What Do the search engines consider "Fresh" Content?
Is it because the date on the page changed, or is it "Fresh" because the content within the page changed?
The reason I ask, is I have created many new sites and pages recently that will be updated almost every visit by a robot, or surfer. The page dates will not change very often, because of the method of generation of parts of the content of each page, it will change the content of each page, but not the date.
What is Fresh, and what is rewarded?
GB, you suggested this thread, with a different question
What about evergreen content that don't get updated for ages, how come they still get good traffic
There's nothing wrong with sites that don't change - provided they have good content. They will still get spidered, and if their number of links grows (which it will, if it's a good site), then they can still advance, albeit slowly and steadily.
Fresh content on a reasonably regular basis, will tend to encourage more frequent and regualr spidereing, but will not in itself ensure progression - that depends on the Quality of the content, and the uniquity and originality of the content relative to whatever else the spiders find. In general, adding fresh content is a 'good' thing to do, and if done as above, will help in many ways, including attracting more links, and offering a wider range of search results to potential visitors.
What Quadrille said :-)
+ Type of content (which we now know Google algo is able to classify)
A news site is expected to have new content by the hour or at least daily. A history site is not expected to change at all.
A widgets stories or forum site is expected to grow in number of pages a sign of popularity, but not change much inside each page. Vs. A widgets industry definitions site is expected to change much less frequently.
In my experience, based on what I've noticed on pages that have been indexed for around ten years or so, Google (can't say about others) only notices changes of consequence--changes to the text that actually change the way the page would get indexed.
It doesn't see the page as a new page just because I add a few words somewhere. If I revise the title and the opening paragraph, however, that can have an effect, because it affects how the page is indexed.
I would be surprised if Google, or any good search engine, were to treat minor editorial changes or date updates as "fresh content".
I would also be surprised if Google, or any good search engine, were to mark a site/page down just because it has no "fresh content" - but maybe it is a factor for some types of page/site.
My golden rule of thumb is to think in terms of what will work best for the surfer - that will tend to work well with the search engines that matter. Content needs to be good quality and current. If the content has become out of date, its quality will be getting worse. However, if good quality material is still current, it doesn't matter how long it has been since it last changed.
I think that's a good point, though it seems to me that Google does not have any way of assessing if a given piece of information has become out of date. I've seen pages with out-of-date information--pages that haven't been updated in several years--rank well in searches, simply because the site they are on ranks well.
Example: a page with information about publishers, which gives addresses and editors' names that were accurate five years ago but are not any longer.

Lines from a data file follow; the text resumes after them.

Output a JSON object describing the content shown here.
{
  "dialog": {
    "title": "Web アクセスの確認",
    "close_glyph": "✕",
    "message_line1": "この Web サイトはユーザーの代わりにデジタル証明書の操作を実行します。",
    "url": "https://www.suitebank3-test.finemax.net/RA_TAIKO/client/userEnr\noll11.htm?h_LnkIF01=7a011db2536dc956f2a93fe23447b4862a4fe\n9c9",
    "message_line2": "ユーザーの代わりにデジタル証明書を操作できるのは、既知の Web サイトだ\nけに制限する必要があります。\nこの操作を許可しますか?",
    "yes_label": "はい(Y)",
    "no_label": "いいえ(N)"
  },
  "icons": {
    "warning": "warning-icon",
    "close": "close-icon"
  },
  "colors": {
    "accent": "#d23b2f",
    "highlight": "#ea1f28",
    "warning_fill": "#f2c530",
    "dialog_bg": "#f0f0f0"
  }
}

The kind of changes you describe are important - and I'd not suggest not doing them.
But there's no reason why such changes should affect SE placement, except perhaps in one or two really esoteric searches ... every bit helps, of course, and housekeeping can make a difference in other ways:
As you tidy, you can check that H tags, use of b/strong etc., are appropriate. As you tidy the text, you'll be correcting out-dated terms as you go along ... making searches on more current terms that little bit more likely to happen.
But SEs work by matching search terms with what's there on the page, so if the content is substantially the same, the serps will be too!
I agree that Google would find it difficult, if not impossible, to recognise when content has become out of date.
However, I believe that what matters to Google is what matters to surfers and the WWW as a whole - if a site or page is picking up fresh links and visits then Google may consider the site itself remains fresh.